So let’s start our first batch of cob with a ratio of 1 to 1 to 1. That’s 1 half bucket of clay, one half bucket of manufactured sand, and 1 half bucket of decomposed granite. The straw is chopped up into 6” to 10” lengths with a machete on a board and 4 large handfuls will be added into each mix. First dry mix the clay, manufactured sand, and decomposed granite. When all of those ingredients are thoroughly mixed together in dry form, then add about 4” to 6” of water in a 5 gallon bucket to the dry mix. Next, wet mix those ingredients. When all of those ingredients are thoroughly mixed together add 2 large handfuls of chopped up straw. When all of those ingredients are thoroughly mixed together add 2 more large handfuls of chopped straw (total of 4 large handfuls) to get the final batch of finished cob.[Images 10 through 18 show how the cob ingredients are added to and mixed on a 4’ x 4’ mixing board]
Load the cob into 5 gallon buckets filled only half way. Never fill a bucket up all the way as it becomes too heavy. Always try to carry a half filled bucket in each hand so as not to strain one arm by carrying just one bucket at a time. Dump the half full buckets of cob directly on to the wall system and begin to evenly work the cob out onto the wall system. Press the fresh wet cob down onto the foundation or onto the dried cob beneath it by using a cobber’s thumb, which is usually just a 1” diameter by 10” long branch or old tool handle. The aggregate in the cob is deliberately sharp and will quickly tear up your hands and fingers if a cobber’s thumb is not used.
If the cob is dry enough, one should be able to build 4” to 8” in height of cob wall per day. When the cob begins to slump, it’s time to stop adding material to it. The next day, yesterday’s slumped cob will need to be trimmed off and reused. Every morning, without exception, the cob wall will need to be trimmed, and the wall system kept square and plumb.
Wooden door and window frames called “bucks” will need to be framed and set flush to the exterior of the cob wall. A 3’ 0” wide by 6’ 8” tall standard exterior door should have a door buck with dimensions of 3’ 2” wide by 6’ 10” tall by 4 ⅝” deep. A 2’ 6” wide by 5’ 0” tall standard window should have a window buck with dimensions of 2’ 6 ½” wide by 5’ ½” tall by 4 ⅝” deep. The window bucks are typically set at a height of 6’ 8” and down in order to match door heights, and are held in place with wooden cleats or pegs attached to their sides called “dead men.” The doors and windows themselves will be set into the bucks after all of the cobbing has been finished.
A structural header or piece of timber framing is set over the door and window bucks to carry the load of the cob wall above it.

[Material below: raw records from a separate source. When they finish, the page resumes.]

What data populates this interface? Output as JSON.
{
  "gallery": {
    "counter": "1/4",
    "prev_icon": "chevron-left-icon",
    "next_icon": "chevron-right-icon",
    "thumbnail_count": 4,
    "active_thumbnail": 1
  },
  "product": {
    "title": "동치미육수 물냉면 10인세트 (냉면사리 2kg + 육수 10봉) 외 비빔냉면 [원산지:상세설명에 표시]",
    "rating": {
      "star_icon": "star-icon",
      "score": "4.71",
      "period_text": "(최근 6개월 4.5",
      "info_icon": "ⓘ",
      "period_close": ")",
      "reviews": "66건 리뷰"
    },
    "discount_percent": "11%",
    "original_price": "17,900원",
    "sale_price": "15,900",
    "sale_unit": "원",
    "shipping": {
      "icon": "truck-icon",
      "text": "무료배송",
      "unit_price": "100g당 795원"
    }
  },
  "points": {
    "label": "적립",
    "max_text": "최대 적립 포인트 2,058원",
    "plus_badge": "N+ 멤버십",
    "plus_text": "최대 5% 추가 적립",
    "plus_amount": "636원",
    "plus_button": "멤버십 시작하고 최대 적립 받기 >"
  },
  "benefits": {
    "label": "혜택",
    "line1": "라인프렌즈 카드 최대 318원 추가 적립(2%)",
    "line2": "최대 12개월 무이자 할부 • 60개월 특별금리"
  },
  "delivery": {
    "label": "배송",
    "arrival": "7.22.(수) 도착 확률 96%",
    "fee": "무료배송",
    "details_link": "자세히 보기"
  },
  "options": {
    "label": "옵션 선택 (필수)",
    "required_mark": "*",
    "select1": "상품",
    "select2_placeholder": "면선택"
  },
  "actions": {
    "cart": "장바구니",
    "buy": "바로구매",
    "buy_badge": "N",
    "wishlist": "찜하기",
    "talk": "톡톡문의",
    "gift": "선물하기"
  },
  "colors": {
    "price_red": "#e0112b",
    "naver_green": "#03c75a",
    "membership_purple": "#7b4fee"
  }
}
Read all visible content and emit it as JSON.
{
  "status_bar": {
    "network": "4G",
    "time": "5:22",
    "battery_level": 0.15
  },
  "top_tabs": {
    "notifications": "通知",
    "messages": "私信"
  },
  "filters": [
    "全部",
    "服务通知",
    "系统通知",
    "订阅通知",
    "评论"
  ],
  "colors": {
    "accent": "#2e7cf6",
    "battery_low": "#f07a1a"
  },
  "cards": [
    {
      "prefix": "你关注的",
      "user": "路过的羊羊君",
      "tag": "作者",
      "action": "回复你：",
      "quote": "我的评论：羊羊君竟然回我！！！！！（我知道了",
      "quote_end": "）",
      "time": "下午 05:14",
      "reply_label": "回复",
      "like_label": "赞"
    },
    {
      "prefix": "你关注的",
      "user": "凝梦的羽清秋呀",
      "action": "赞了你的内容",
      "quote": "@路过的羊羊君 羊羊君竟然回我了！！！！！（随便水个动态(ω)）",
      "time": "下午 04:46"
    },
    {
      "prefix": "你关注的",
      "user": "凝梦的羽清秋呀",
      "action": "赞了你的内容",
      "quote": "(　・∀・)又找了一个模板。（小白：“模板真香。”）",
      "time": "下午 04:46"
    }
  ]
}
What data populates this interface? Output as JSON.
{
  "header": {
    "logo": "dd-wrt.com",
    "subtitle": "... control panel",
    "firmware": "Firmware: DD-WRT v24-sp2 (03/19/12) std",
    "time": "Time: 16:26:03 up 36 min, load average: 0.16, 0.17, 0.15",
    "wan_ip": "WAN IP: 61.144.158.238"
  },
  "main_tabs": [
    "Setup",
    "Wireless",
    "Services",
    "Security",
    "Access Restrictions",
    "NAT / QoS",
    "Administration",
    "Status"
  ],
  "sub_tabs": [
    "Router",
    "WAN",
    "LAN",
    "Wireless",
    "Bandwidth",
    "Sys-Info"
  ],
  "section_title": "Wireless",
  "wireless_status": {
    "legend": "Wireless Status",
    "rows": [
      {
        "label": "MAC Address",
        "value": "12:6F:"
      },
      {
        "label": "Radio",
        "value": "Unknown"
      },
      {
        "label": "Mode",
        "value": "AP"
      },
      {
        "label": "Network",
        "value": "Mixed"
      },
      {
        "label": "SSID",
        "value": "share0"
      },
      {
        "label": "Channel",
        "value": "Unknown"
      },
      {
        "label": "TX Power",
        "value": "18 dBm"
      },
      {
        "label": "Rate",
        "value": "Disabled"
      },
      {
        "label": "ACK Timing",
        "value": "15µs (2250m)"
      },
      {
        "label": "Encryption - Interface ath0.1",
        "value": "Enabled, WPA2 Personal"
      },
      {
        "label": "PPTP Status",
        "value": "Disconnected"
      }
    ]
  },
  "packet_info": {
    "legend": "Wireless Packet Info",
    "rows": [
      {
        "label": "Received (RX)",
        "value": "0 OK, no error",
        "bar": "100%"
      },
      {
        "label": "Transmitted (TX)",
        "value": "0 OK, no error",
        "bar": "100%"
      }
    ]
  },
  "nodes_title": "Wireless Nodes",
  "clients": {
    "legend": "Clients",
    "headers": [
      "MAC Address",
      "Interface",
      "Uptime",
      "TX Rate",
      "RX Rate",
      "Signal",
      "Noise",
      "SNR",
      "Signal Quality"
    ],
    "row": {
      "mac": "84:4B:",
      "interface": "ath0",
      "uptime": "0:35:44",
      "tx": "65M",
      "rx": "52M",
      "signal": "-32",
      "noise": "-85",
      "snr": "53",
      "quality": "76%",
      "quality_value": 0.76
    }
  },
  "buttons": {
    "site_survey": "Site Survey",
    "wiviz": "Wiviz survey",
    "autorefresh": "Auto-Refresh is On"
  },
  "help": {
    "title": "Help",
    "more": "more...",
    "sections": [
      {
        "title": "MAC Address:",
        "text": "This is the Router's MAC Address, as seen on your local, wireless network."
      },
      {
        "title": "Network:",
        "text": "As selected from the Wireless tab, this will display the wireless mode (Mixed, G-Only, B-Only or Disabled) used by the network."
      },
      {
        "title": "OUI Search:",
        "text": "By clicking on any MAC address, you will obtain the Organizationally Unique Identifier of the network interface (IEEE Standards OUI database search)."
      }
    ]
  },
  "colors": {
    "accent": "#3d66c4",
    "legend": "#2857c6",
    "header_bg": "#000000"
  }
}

When the cob wall reaches its final height a simple top plate, not a concrete bond beam, is embedded into the wall using more wooden cleats or “dead men.” The roof’s rafters will sit on this top plate.
The electrical wiring is notched into the wall system after the cob wall is built. This cob building was permitted and inspected by the City of Austin and the city required this method of wiring because it did not want the wiring to be buried behind the cob allowing them to visually inspect it.
The exterior walls were plastered with a lime plaster and the interior walls were plastered with a clay plaster.
My advice to anyone building with cob for the first time is to start on a small scale. Building with natural building materials requires just as much, if not more, skill and caution than building with conventional building materials. It will also require more time than building with conventional building materials, and cost about 30% more.
Do not be daunted by these suggestions and warnings though, the rewards of living in a home made from natural building materials and or that you have built yourself are infinite and your life will change for the better because of it!